Intuitive Surgical, Sàrl (Switzerland)
Conference Chair
Oregon Health & Science Univ. (United States)
Conference Co-Chair
Thayer School of Engineering at Dartmouth (United States)
Program Committee
Univ. of California, San Diego (United States)
Program Committee
Modulated Imaging, Inc. (United States)
Program Committee
The Institute of Image-Guided Surgery of Strasbourg (France)
Program Committee
Fernando Dip
Consultant (United States)
Program Committee
Oregon Health & Science Univ. (United States)
Program Committee
National Cancer Institute (United States)
Program Committee
Ecole Polytechnique de Montréal (Canada)
Program Committee
Univ. of Washington (United States)
Program Committee
Helmholtz Zentrum München GmbH (Germany), Technical Univ. of Munich (Germany)
Program Committee
Thayer School of Engineering at Dartmouth (United States)
Program Committee
Stanford Health Care (United States)
Program Committee
Jonathan M. Sorger
Intuitive Surgical, Inc. (United States)
Program Committee
Illinois Institute of Technology (United States)
Program Committee
Leiden Univ.
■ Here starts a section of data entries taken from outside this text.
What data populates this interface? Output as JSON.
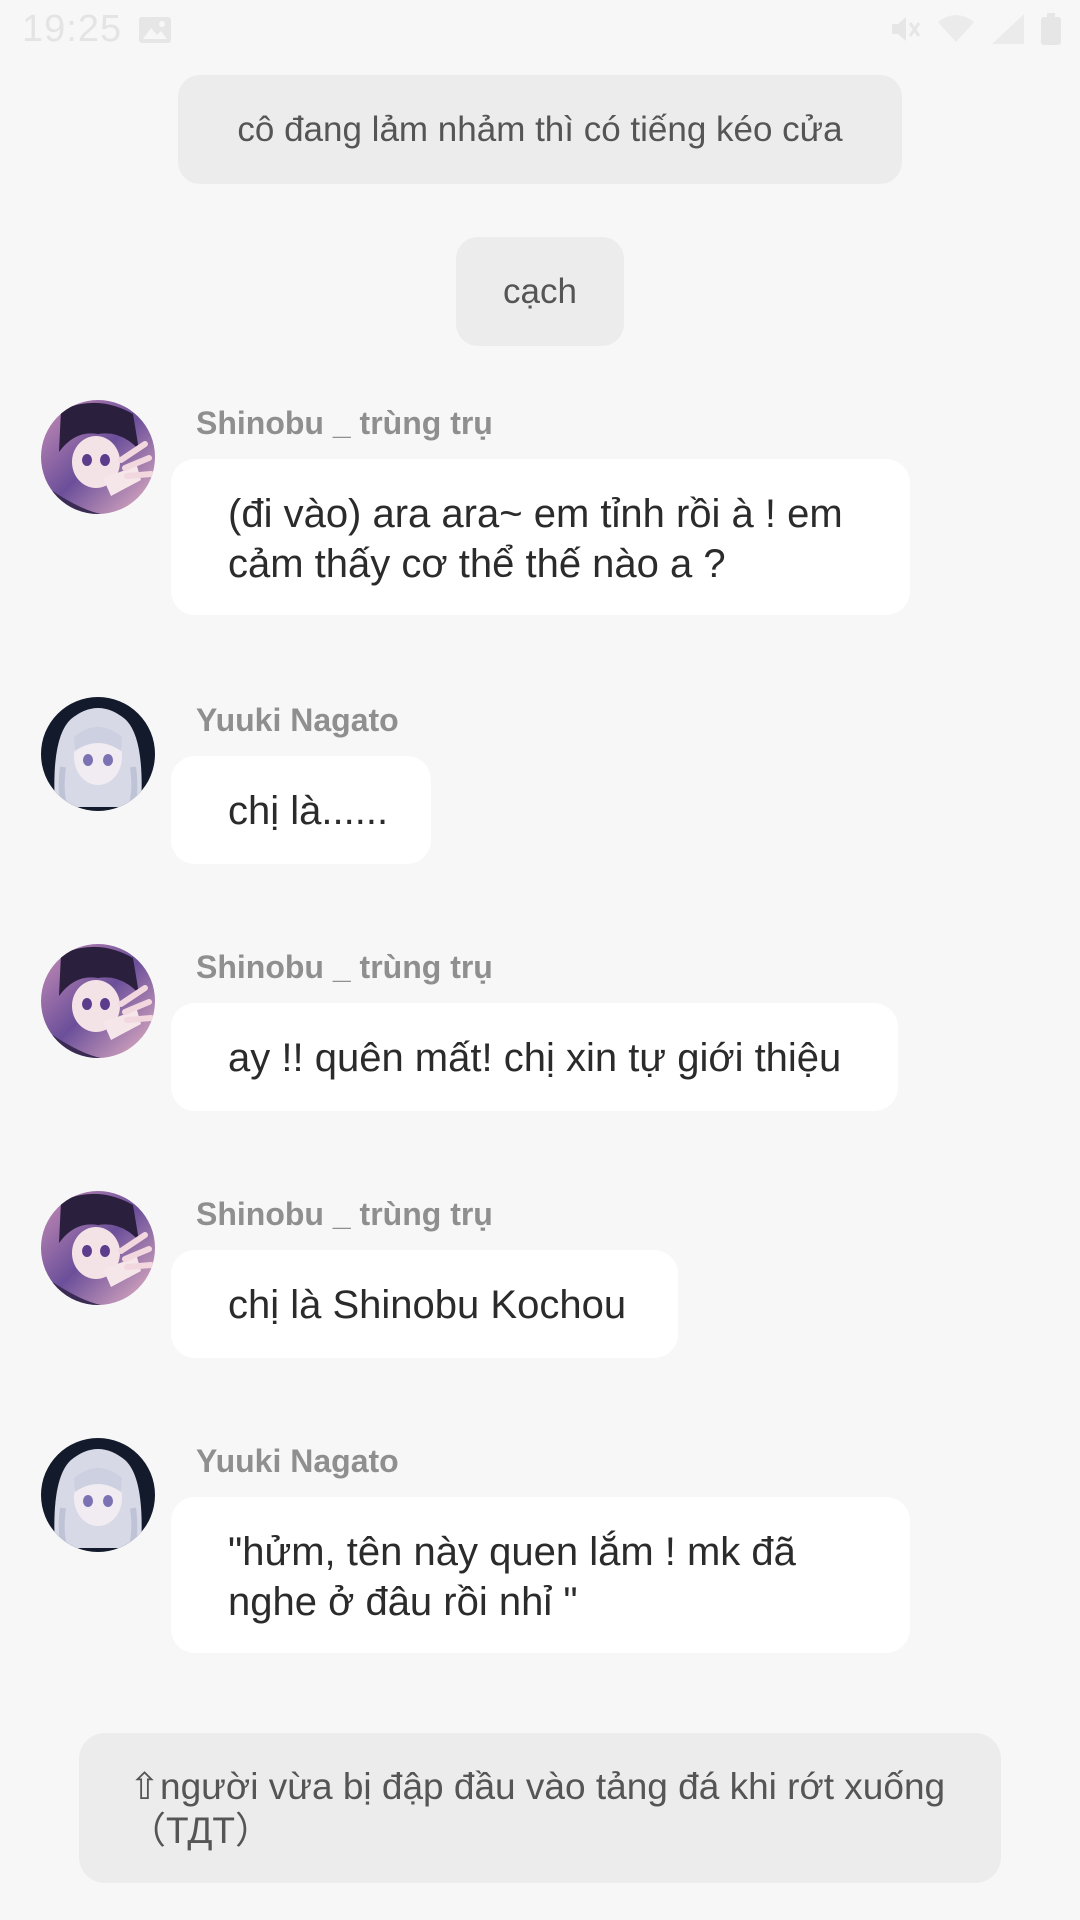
{
  "status_bar": {
    "time": "19:25",
    "icons": [
      "image-icon",
      "mute-icon",
      "wifi-icon",
      "signal-icon",
      "battery-icon"
    ]
  },
  "narrations": [
    "cô đang lảm nhảm thì có tiếng kéo cửa",
    "cạch"
  ],
  "messages": [
    {
      "sender": "Shinobu _ trùng trụ",
      "text": "(đi vào) ara ara~ em tỉnh rồi à ! em cảm thấy cơ thể thế nào a ?",
      "avatar": "shinobu-avatar"
    },
    {
      "sender": "Yuuki Nagato",
      "text": "chị là......",
      "avatar": "yuuki-avatar"
    },
    {
      "sender": "Shinobu _ trùng trụ",
      "text": "ay !! quên mất! chị xin tự giới thiệu",
      "avatar": "shinobu-avatar"
    },
    {
      "sender": "Shinobu _ trùng trụ",
      "text": "chị là Shinobu Kochou",
      "avatar": "shinobu-avatar"
    },
    {
      "sender": "Yuuki Nagato",
      "text": "\"hửm, tên này quen lắm ! mk đã nghe ở đâu rồi nhỉ \"",
      "avatar": "yuuki-avatar"
    }
  ],
  "note": {
    "text": "⇧người vừa bị đập đầu vào tảng đá khi rớt xuống（ТДТ）"
  },
  "colors": {
    "background": "#f7f7f7",
    "narration_bg": "#ececec",
    "bubble_bg": "#ffffff",
    "sender": "#8f8f8f"
  }
}
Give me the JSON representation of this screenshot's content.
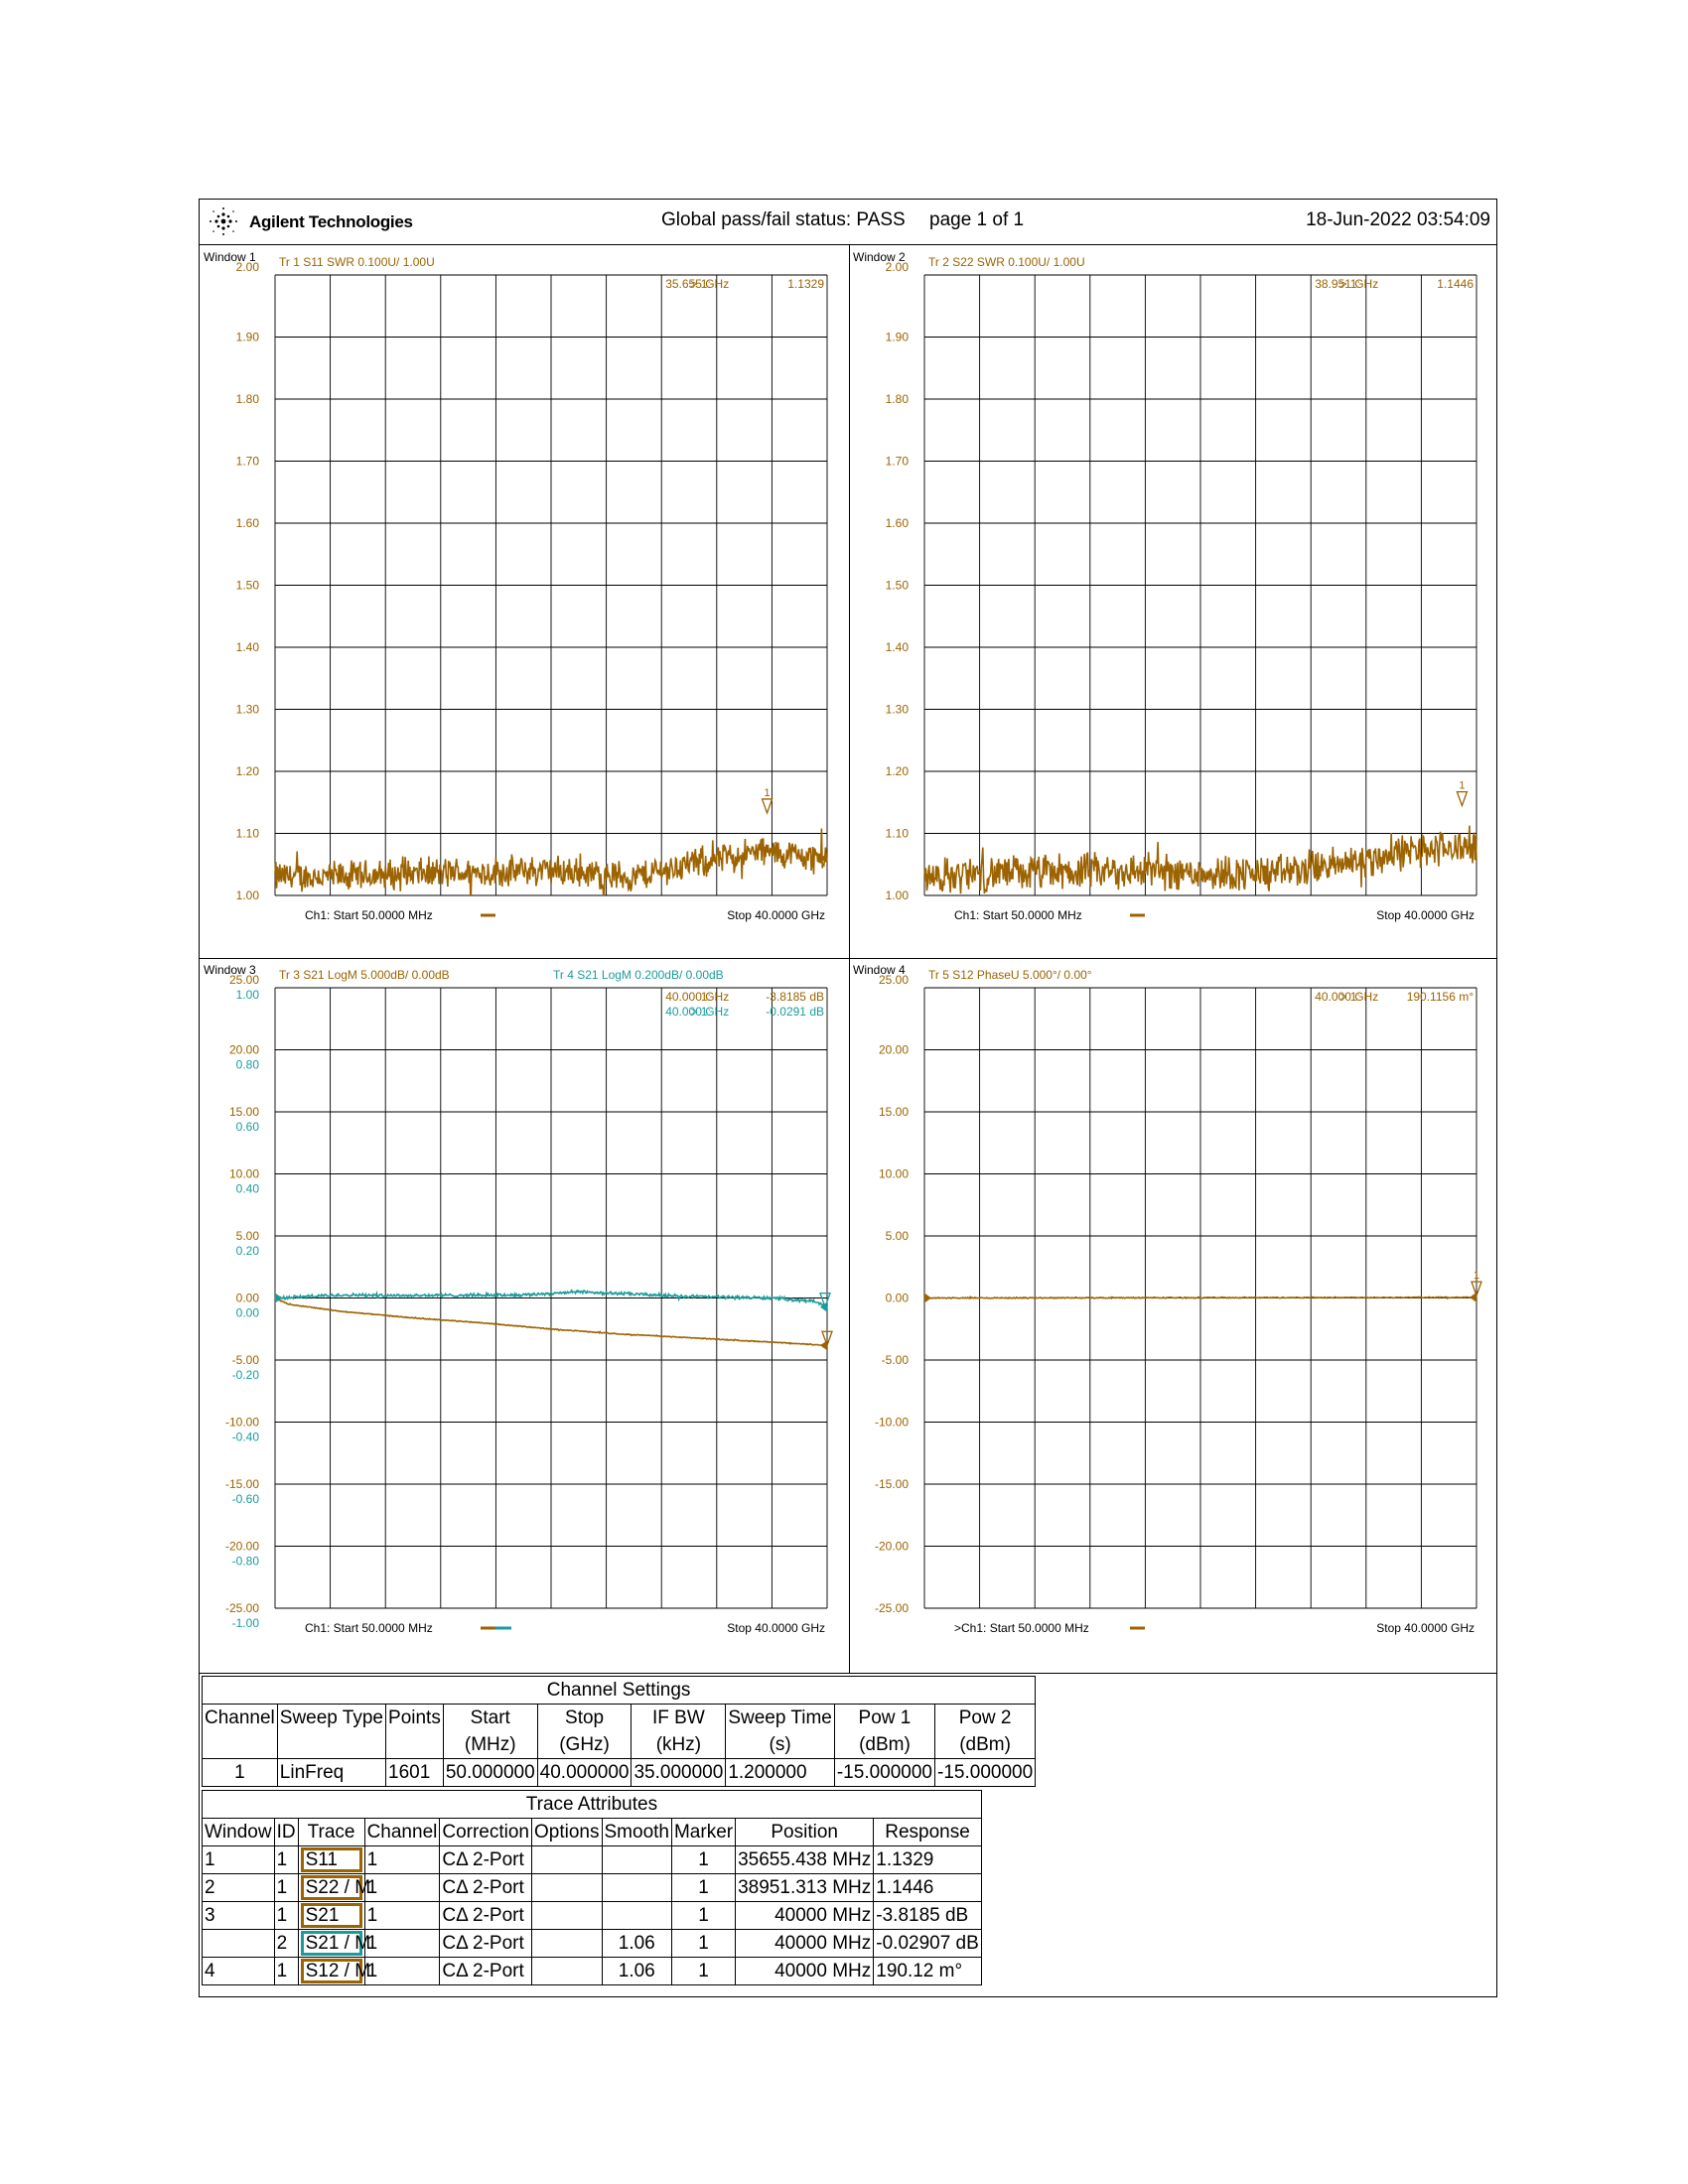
{
  "header": {
    "brand": "Agilent Technologies",
    "status": "Global pass/fail status: PASS",
    "page": "page  1 of  1",
    "datetime": "18-Jun-2022   03:54:09"
  },
  "colors": {
    "trace_brown": "#9c6300",
    "trace_teal": "#1a9c9c"
  },
  "chart_data": [
    {
      "type": "line",
      "window_label": "Window 1",
      "trace_label": "Tr  1   S11 SWR 0.100U/  1.00U",
      "marker": {
        "prefix": "> 1:",
        "x": "35.655 GHz",
        "value": "1.1329",
        "x_ghz": 35.655,
        "y": 1.1329,
        "id": "1"
      },
      "ylim": [
        1.0,
        2.0
      ],
      "yticks": [
        "2.00",
        "1.90",
        "1.80",
        "1.70",
        "1.60",
        "1.50",
        "1.40",
        "1.30",
        "1.20",
        "1.10",
        "1.00"
      ],
      "start_label": "Ch1: Start  50.0000 MHz",
      "stop_label": "Stop  40.0000 GHz",
      "xlim": [
        0.05,
        40.0
      ],
      "series": [
        {
          "color": "#9c6300",
          "mean": [
            [
              0.05,
              1.03
            ],
            [
              5,
              1.03
            ],
            [
              10,
              1.035
            ],
            [
              20,
              1.04
            ],
            [
              26,
              1.03
            ],
            [
              30,
              1.05
            ],
            [
              35,
              1.07
            ],
            [
              40,
              1.06
            ]
          ],
          "noise": 0.03
        }
      ]
    },
    {
      "type": "line",
      "window_label": "Window 2",
      "trace_label": "Tr  2   S22 SWR 0.100U/  1.00U",
      "marker": {
        "prefix": "> 1:",
        "x": "38.951 GHz",
        "value": "1.1446",
        "x_ghz": 38.951,
        "y": 1.1446,
        "id": "1"
      },
      "ylim": [
        1.0,
        2.0
      ],
      "yticks": [
        "2.00",
        "1.90",
        "1.80",
        "1.70",
        "1.60",
        "1.50",
        "1.40",
        "1.30",
        "1.20",
        "1.10",
        "1.00"
      ],
      "start_label": "Ch1: Start  50.0000 MHz",
      "stop_label": "Stop  40.0000 GHz",
      "xlim": [
        0.05,
        40.0
      ],
      "series": [
        {
          "color": "#9c6300",
          "mean": [
            [
              0.05,
              1.03
            ],
            [
              5,
              1.035
            ],
            [
              15,
              1.04
            ],
            [
              25,
              1.035
            ],
            [
              30,
              1.05
            ],
            [
              35,
              1.07
            ],
            [
              40,
              1.08
            ]
          ],
          "noise": 0.035
        }
      ]
    },
    {
      "type": "line",
      "window_label": "Window 3",
      "trace_label": "Tr  3   S21 LogM 5.000dB/  0.00dB",
      "trace_label2": "Tr  4   S21 LogM 0.200dB/  0.00dB",
      "marker": {
        "prefix": "1:",
        "x": "40.000 GHz",
        "value": "-3.8185 dB",
        "x_ghz": 40.0,
        "y": -3.8185,
        "id": ""
      },
      "marker2": {
        "prefix": "> 1:",
        "x": "40.000 GHz",
        "value": "-0.0291 dB",
        "x_ghz": 40.0,
        "y": -0.0291,
        "id": ""
      },
      "ylim": [
        -25,
        25
      ],
      "yticks": [
        "25.00",
        "20.00",
        "15.00",
        "10.00",
        "5.00",
        "0.00",
        "-5.00",
        "-10.00",
        "-15.00",
        "-20.00",
        "-25.00"
      ],
      "yticks2": [
        "1.00",
        "0.80",
        "0.60",
        "0.40",
        "0.20",
        "0.00",
        "-0.20",
        "-0.40",
        "-0.60",
        "-0.80",
        "-1.00"
      ],
      "start_label": "Ch1: Start  50.0000 MHz",
      "stop_label": "Stop  40.0000 GHz",
      "xlim": [
        0.05,
        40.0
      ],
      "series": [
        {
          "color": "#9c6300",
          "mean": [
            [
              0.05,
              0
            ],
            [
              1,
              -0.5
            ],
            [
              5,
              -1.1
            ],
            [
              10,
              -1.6
            ],
            [
              15,
              -2.0
            ],
            [
              20,
              -2.5
            ],
            [
              25,
              -2.9
            ],
            [
              30,
              -3.2
            ],
            [
              35,
              -3.5
            ],
            [
              40,
              -3.82
            ]
          ],
          "noise": 0.04
        },
        {
          "color": "#1a9c9c",
          "scale": 25,
          "mean": [
            [
              0.05,
              0
            ],
            [
              5,
              0.01
            ],
            [
              10,
              0.008
            ],
            [
              18,
              0.01
            ],
            [
              22,
              0.02
            ],
            [
              30,
              0.005
            ],
            [
              36,
              0
            ],
            [
              39,
              -0.01
            ],
            [
              40,
              -0.029
            ]
          ],
          "noise": 0.006
        }
      ]
    },
    {
      "type": "line",
      "window_label": "Window 4",
      "trace_label": "Tr  5   S12 PhaseU 5.000°/  0.00°",
      "marker": {
        "prefix": "> 1:",
        "x": "40.000 GHz",
        "value": "190.1156 m°",
        "x_ghz": 40.0,
        "y": 0.19,
        "id": "1"
      },
      "ylim": [
        -25,
        25
      ],
      "yticks": [
        "25.00",
        "20.00",
        "15.00",
        "10.00",
        "5.00",
        "0.00",
        "-5.00",
        "-10.00",
        "-15.00",
        "-20.00",
        "-25.00"
      ],
      "start_label": ">Ch1: Start  50.0000 MHz",
      "stop_label": "Stop  40.0000 GHz",
      "xlim": [
        0.05,
        40.0
      ],
      "series": [
        {
          "color": "#9c6300",
          "mean": [
            [
              0.05,
              0
            ],
            [
              40,
              0.05
            ]
          ],
          "noise": 0.05
        }
      ]
    }
  ],
  "channel_settings": {
    "title": "Channel Settings",
    "headers": [
      "Channel",
      "Sweep Type",
      "Points",
      "Start",
      "Stop",
      "IF BW",
      "Sweep Time",
      "Pow 1",
      "Pow 2"
    ],
    "units": [
      "",
      "",
      "",
      "(MHz)",
      "(GHz)",
      "(kHz)",
      "(s)",
      "(dBm)",
      "(dBm)"
    ],
    "rows": [
      [
        "1",
        "LinFreq",
        "1601",
        "50.000000",
        "40.000000",
        "35.000000",
        "1.200000",
        "-15.000000",
        "-15.000000"
      ]
    ]
  },
  "trace_attributes": {
    "title": "Trace Attributes",
    "headers": [
      "Window",
      "ID",
      "Trace",
      "Channel",
      "Correction",
      "Options",
      "Smooth",
      "Marker",
      "Position",
      "Response"
    ],
    "rows": [
      [
        "1",
        "1",
        "S11",
        "1",
        "CΔ 2-Port",
        "",
        "",
        "1",
        "35655.438 MHz",
        "1.1329"
      ],
      [
        "2",
        "1",
        "S22 / M",
        "1",
        "CΔ 2-Port",
        "",
        "",
        "1",
        "38951.313 MHz",
        "1.1446"
      ],
      [
        "3",
        "1",
        "S21",
        "1",
        "CΔ 2-Port",
        "",
        "",
        "1",
        "40000 MHz",
        "-3.8185 dB"
      ],
      [
        "",
        "2",
        "S21 / M",
        "1",
        "CΔ 2-Port",
        "",
        "1.06",
        "1",
        "40000 MHz",
        "-0.02907 dB"
      ],
      [
        "4",
        "1",
        "S12 / M",
        "1",
        "CΔ 2-Port",
        "",
        "1.06",
        "1",
        "40000 MHz",
        "190.12 m°"
      ]
    ],
    "trace_colors": [
      "#9c6300",
      "#9c6300",
      "#9c6300",
      "#1a9c9c",
      "#9c6300"
    ]
  }
}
Medical Ctr. (Netherlands)
Program Committee
Univ. of Michigan (United States)
Program Committee
Ontario Cancer Institute (Canada)